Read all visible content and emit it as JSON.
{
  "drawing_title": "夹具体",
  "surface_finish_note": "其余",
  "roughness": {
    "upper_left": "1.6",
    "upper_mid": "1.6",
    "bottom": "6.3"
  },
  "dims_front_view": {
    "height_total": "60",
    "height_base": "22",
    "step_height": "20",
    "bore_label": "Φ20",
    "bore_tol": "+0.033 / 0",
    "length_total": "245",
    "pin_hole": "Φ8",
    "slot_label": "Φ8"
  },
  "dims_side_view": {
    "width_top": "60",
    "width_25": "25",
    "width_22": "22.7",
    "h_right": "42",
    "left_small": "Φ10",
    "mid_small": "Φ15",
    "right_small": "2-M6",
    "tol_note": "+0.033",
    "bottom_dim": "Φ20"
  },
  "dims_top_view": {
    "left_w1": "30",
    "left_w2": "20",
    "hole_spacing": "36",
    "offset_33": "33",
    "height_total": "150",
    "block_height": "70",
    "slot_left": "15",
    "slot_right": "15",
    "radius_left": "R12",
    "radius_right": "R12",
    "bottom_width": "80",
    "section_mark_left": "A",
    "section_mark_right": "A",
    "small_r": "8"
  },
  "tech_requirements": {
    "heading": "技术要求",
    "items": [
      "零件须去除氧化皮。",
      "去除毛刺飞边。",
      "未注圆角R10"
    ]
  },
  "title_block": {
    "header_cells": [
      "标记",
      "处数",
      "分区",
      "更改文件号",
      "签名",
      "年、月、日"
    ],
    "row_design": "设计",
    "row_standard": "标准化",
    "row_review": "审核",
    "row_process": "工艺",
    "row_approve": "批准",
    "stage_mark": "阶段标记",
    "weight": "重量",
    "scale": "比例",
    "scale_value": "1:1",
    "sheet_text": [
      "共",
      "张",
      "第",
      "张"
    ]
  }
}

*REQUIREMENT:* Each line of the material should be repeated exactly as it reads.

*SOLUTION:*
Read all visible content and emit it as JSON.
{
  "drawing_title": "夹具体",
  "surface_finish_note": "其余",
  "roughness": {
    "upper_left": "1.6",
    "upper_mid": "1.6",
    "bottom": "6.3"
  },
  "dims_front_view": {
    "height_total": "60",
    "height_base": "22",
    "step_height": "20",
    "bore_label": "Φ20",
    "bore_tol": "+0.033 / 0",
    "length_total": "245",
    "pin_hole": "Φ8",
    "slot_label": "Φ8"
  },
  "dims_side_view": {
    "width_top": "60",
    "width_25": "25",
    "width_22": "22.7",
    "h_right": "42",
    "left_small": "Φ10",
    "mid_small": "Φ15",
    "right_small": "2-M6",
    "tol_note": "+0.033",
    "bottom_dim": "Φ20"
  },
  "dims_top_view": {
    "left_w1": "30",
    "left_w2": "20",
    "hole_spacing": "36",
    "offset_33": "33",
    "height_total": "150",
    "block_height": "70",
    "slot_left": "15",
    "slot_right": "15",
    "radius_left": "R12",
    "radius_right": "R12",
    "bottom_width": "80",
    "section_mark_left": "A",
    "section_mark_right": "A",
    "small_r": "8"
  },
  "tech_requirements": {
    "heading": "技术要求",
    "items": [
      "零件须去除氧化皮。",
      "去除毛刺飞边。",
      "未注圆角R10"
    ]
  },
  "title_block": {
    "header_cells": [
      "标记",
      "处数",
      "分区",
      "更改文件号",
      "签名",
      "年、月、日"
    ],
    "row_design": "设计",
    "row_standard": "标准化",
    "row_review": "审核",
    "row_process": "工艺",
    "row_approve": "批准",
    "stage_mark": "阶段标记",
    "weight": "重量",
    "scale": "比例",
    "scale_value": "1:1",
    "sheet_text": [
      "共",
      "张",
      "第",
      "张"
    ]
  }
}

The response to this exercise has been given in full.